- With your camera set to 1/3 stops, write down all of the f-stops that your camera shows between F4 and F22.
F4 ____ ____ 5.6 ____ ____ 8 ____ ____ 11 ____ ____ 16 ____ ____ 22
Now, write down all of the ISO Settings between 100 and 3200.
100 ___ ___ 200 ____ ____ 400____ ____ 800 ____ ____ 1600 ____ ____ 3200
2. Now, go into your menu and change your camera from 1/3 to ½. This will eliminate some of the “clutter” on your dial and make it easier for you to dial through the f-stops and shutter speeds. I think this is a VERY HELPFUL option if your camera allows this. Don’t be sad if you camera does not allow this.
Now, write down the new stops between F4 and F22.
F4 ____ 5.6 ____ 8 ____ 11 ______ 16 _____ 22
Now, write down all of the ISO Settings between 100 and 3200.
100 ____ 200 _____ 400_____ 800 _____ 1600 _____ 3200
You do not really have to memorize these “1/3” and “1/2” stops…just know that they exist.
NOW COMES THE TRICKY PART ABOUT F-STOPS!
The smaller the F number, the larger the lens opening.
The larger the F number, the smaller the lens opening.
A large lens opening such as F4 will let more light reach the sensor than a small lens opening such as F22. As a matter of fact, there is a relationship between each of the f-stops:
Any time you move your lens from one f-stop to the next smaller f-stop, the amount of light that reaches the film DOUBLES.
F5.6 lets in twice as much light as F8.
F4 lets in twice as much light as F5.6.
This pattern is the same throughout the f-stops.
To look at this on the other hand:
Moving the lens from F5.6 to F8, cuts the light reaching the sensor, in half!

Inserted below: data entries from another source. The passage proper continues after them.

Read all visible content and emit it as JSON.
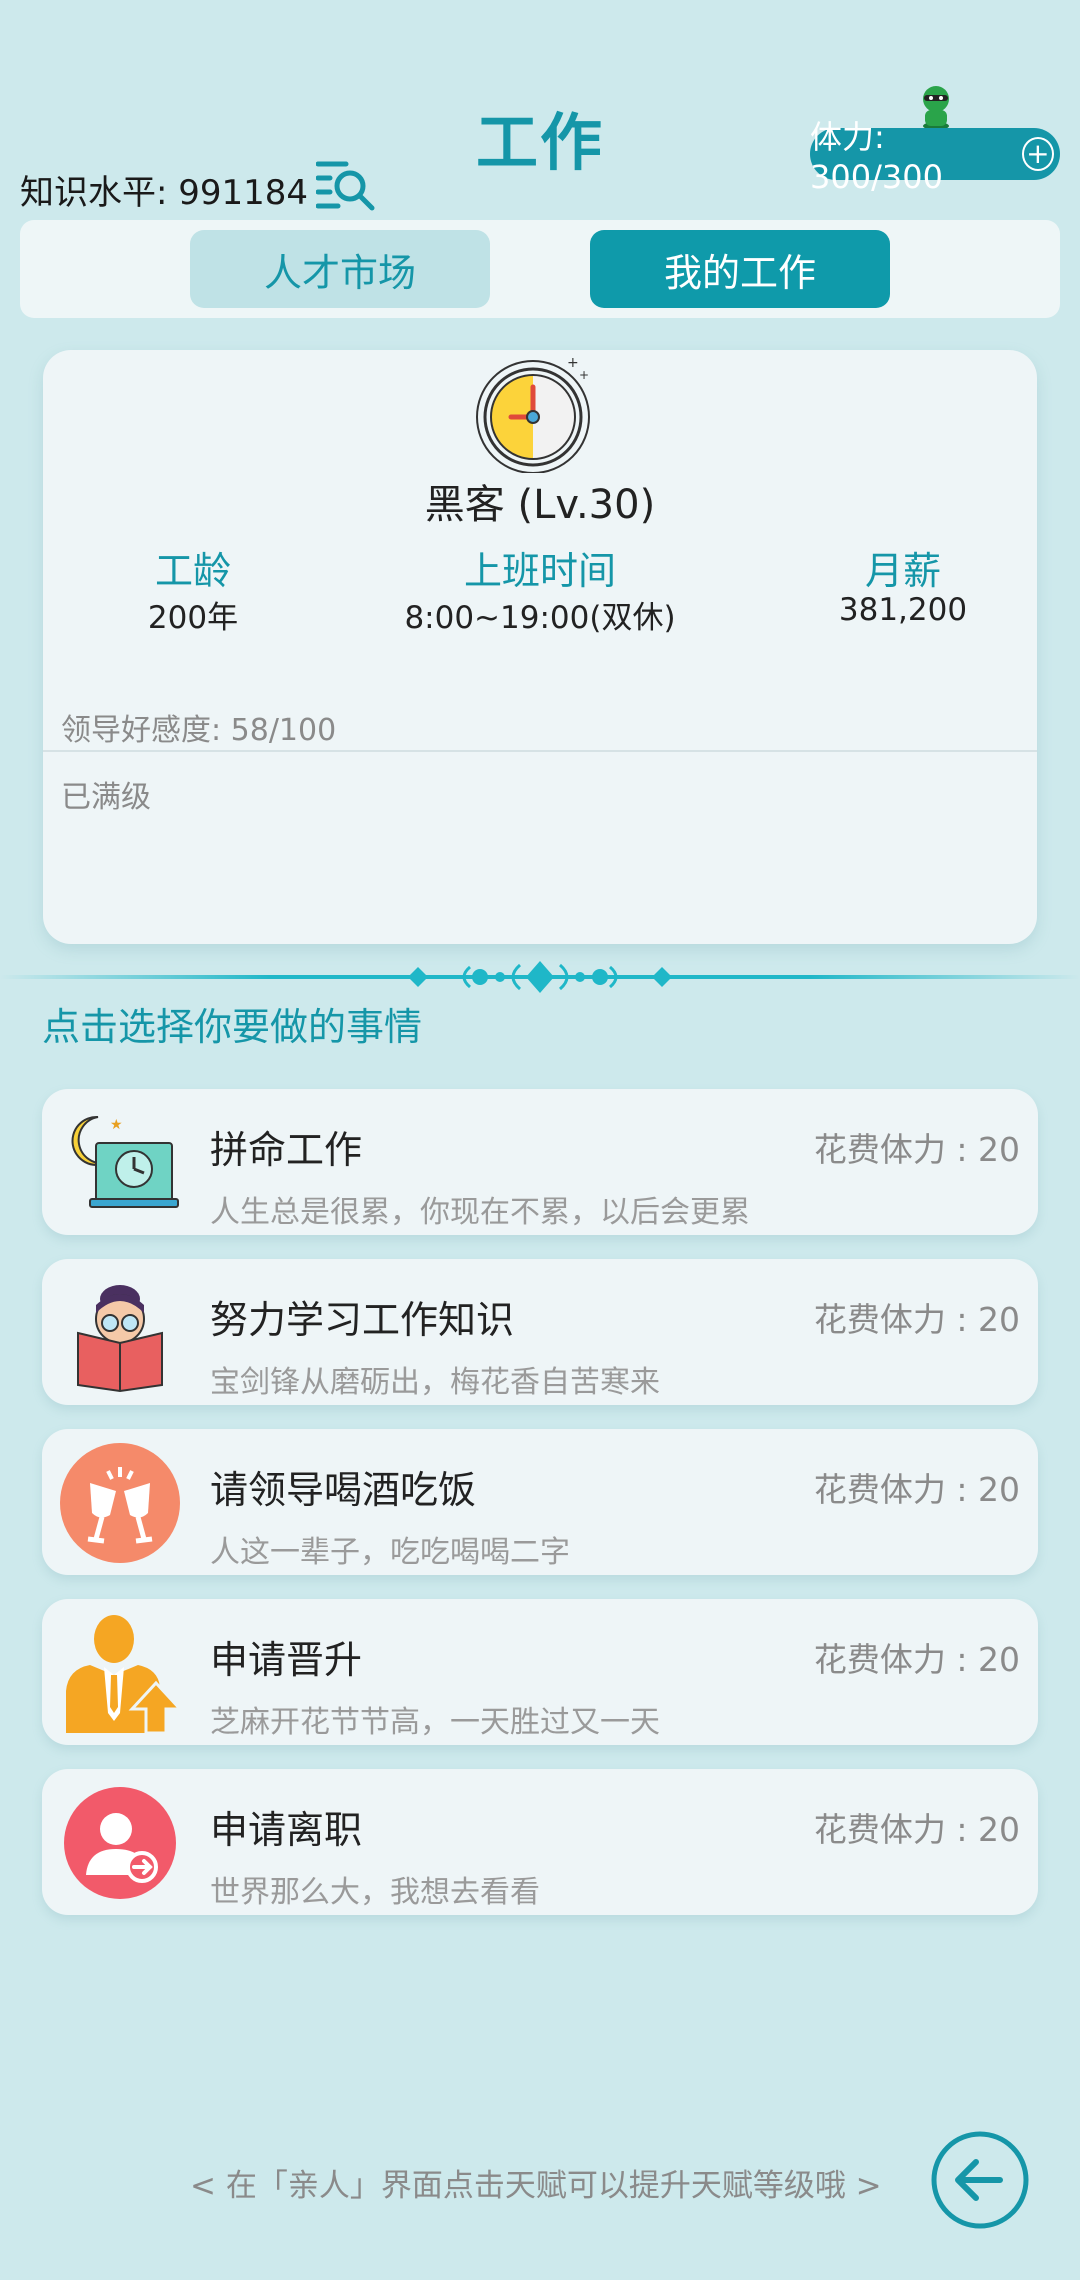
{
  "header": {
    "title": "工作",
    "stamina": "体力: 300/300",
    "stamina_plus_icon": "+",
    "knowledge": "知识水平: 991184"
  },
  "tabs": {
    "market": "人才市场",
    "mine": "我的工作"
  },
  "job": {
    "name": "黑客 (Lv.30)",
    "seniority_label": "工龄",
    "seniority_value": "200年",
    "hours_label": "上班时间",
    "hours_value": "8:00~19:00(双休)",
    "salary_label": "月薪",
    "salary_value": "381,200",
    "favor": "领导好感度: 58/100",
    "maxed": "已满级"
  },
  "section_title": "点击选择你要做的事情",
  "actions": [
    {
      "title": "拼命工作",
      "cost": "花费体力 : 20",
      "desc": "人生总是很累，你现在不累，以后会更累",
      "icon": "night-work-icon"
    },
    {
      "title": "努力学习工作知识",
      "cost": "花费体力 : 20",
      "desc": "宝剑锋从磨砺出，梅花香自苦寒来",
      "icon": "study-book-icon"
    },
    {
      "title": "请领导喝酒吃饭",
      "cost": "花费体力 : 20",
      "desc": "人这一辈子，吃吃喝喝二字",
      "icon": "toast-glasses-icon"
    },
    {
      "title": "申请晋升",
      "cost": "花费体力 : 20",
      "desc": "芝麻开花节节高，一天胜过又一天",
      "icon": "promotion-icon"
    },
    {
      "title": "申请离职",
      "cost": "花费体力 : 20",
      "desc": "世界那么大，我想去看看",
      "icon": "resign-icon"
    }
  ],
  "footer": {
    "hint": "< 在「亲人」界面点击天赋可以提升天赋等级哦 >"
  },
  "colors": {
    "background": "#cde9ec",
    "accent": "#1596a8",
    "card": "#eef5f7"
  }
}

Moving the lens from F4 to F5.6 cuts the light reaching the sensor in half!
And this pattern continues.